─── Record extracts

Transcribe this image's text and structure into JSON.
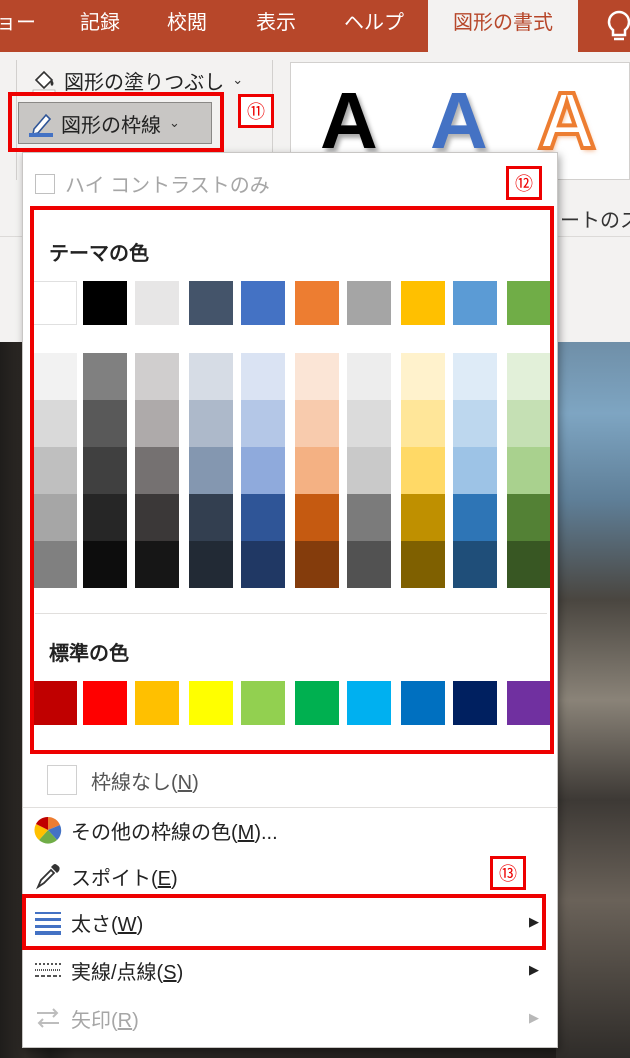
{
  "tabs": [
    {
      "label": "ョー"
    },
    {
      "label": "記録"
    },
    {
      "label": "校閲"
    },
    {
      "label": "表示"
    },
    {
      "label": "ヘルプ"
    },
    {
      "label": "図形の書式"
    }
  ],
  "ribbon": {
    "shape_fill_label": "図形の塗りつぶし",
    "shape_outline_label": "図形の枠線",
    "wordart_letter": "A",
    "gallery_label": "ートのス"
  },
  "annotations": {
    "badge_11": "⑪",
    "badge_12": "⑫",
    "badge_13": "⑬"
  },
  "menu": {
    "high_contrast_label": "ハイ コントラストのみ",
    "theme_colors_title": "テーマの色",
    "standard_colors_title": "標準の色",
    "no_outline": {
      "label": "枠線なし(",
      "key": "N",
      "suffix": ")"
    },
    "more_colors": {
      "label": "その他の枠線の色(",
      "key": "M",
      "suffix": ")..."
    },
    "eyedropper": {
      "label": "スポイト(",
      "key": "E",
      "suffix": ")"
    },
    "weight": {
      "label": "太さ(",
      "key": "W",
      "suffix": ")"
    },
    "dashes": {
      "label": "実線/点線(",
      "key": "S",
      "suffix": ")"
    },
    "arrows": {
      "label": "矢印(",
      "key": "R",
      "suffix": ")"
    }
  },
  "colors": {
    "accent": "#b7472a",
    "annotation_red": "#ee0000",
    "theme_top": [
      "#ffffff",
      "#000000",
      "#e7e6e6",
      "#44546a",
      "#4472c4",
      "#ed7d31",
      "#a5a5a5",
      "#ffc000",
      "#5b9bd5",
      "#70ad47"
    ],
    "theme_shades": [
      [
        "#f2f2f2",
        "#d9d9d9",
        "#bfbfbf",
        "#a6a6a6",
        "#808080"
      ],
      [
        "#808080",
        "#595959",
        "#404040",
        "#262626",
        "#0d0d0d"
      ],
      [
        "#d0cece",
        "#aeaaaa",
        "#757171",
        "#3b3838",
        "#161616"
      ],
      [
        "#d6dce5",
        "#adb9ca",
        "#8497b0",
        "#333f50",
        "#222a35"
      ],
      [
        "#dae3f3",
        "#b4c7e7",
        "#8faadc",
        "#2f5597",
        "#203864"
      ],
      [
        "#fbe5d6",
        "#f8cbad",
        "#f4b183",
        "#c55a11",
        "#843c0c"
      ],
      [
        "#ededed",
        "#dbdbdb",
        "#c9c9c9",
        "#7b7b7b",
        "#525252"
      ],
      [
        "#fff2cc",
        "#ffe699",
        "#ffd966",
        "#bf9000",
        "#7f6000"
      ],
      [
        "#deebf7",
        "#bdd7ee",
        "#9dc3e6",
        "#2e75b6",
        "#1f4e79"
      ],
      [
        "#e2f0d9",
        "#c5e0b4",
        "#a9d18e",
        "#538135",
        "#385723"
      ]
    ],
    "standard": [
      "#c00000",
      "#ff0000",
      "#ffc000",
      "#ffff00",
      "#92d050",
      "#00b050",
      "#00b0f0",
      "#0070c0",
      "#002060",
      "#7030a0"
    ]
  },
  "icons": {
    "bulb": "lightbulb-icon",
    "fill": "paint-bucket-icon",
    "outline": "pencil-outline-icon",
    "more_colors": "color-wheel-icon",
    "eyedropper": "eyedropper-icon",
    "weight": "line-weight-icon",
    "dashes": "dash-style-icon",
    "arrows": "arrows-icon"
  }
}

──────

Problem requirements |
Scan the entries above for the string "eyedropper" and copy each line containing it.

Expected output |
    "eyedropper": {
    "eyedropper": "eyedropper-icon",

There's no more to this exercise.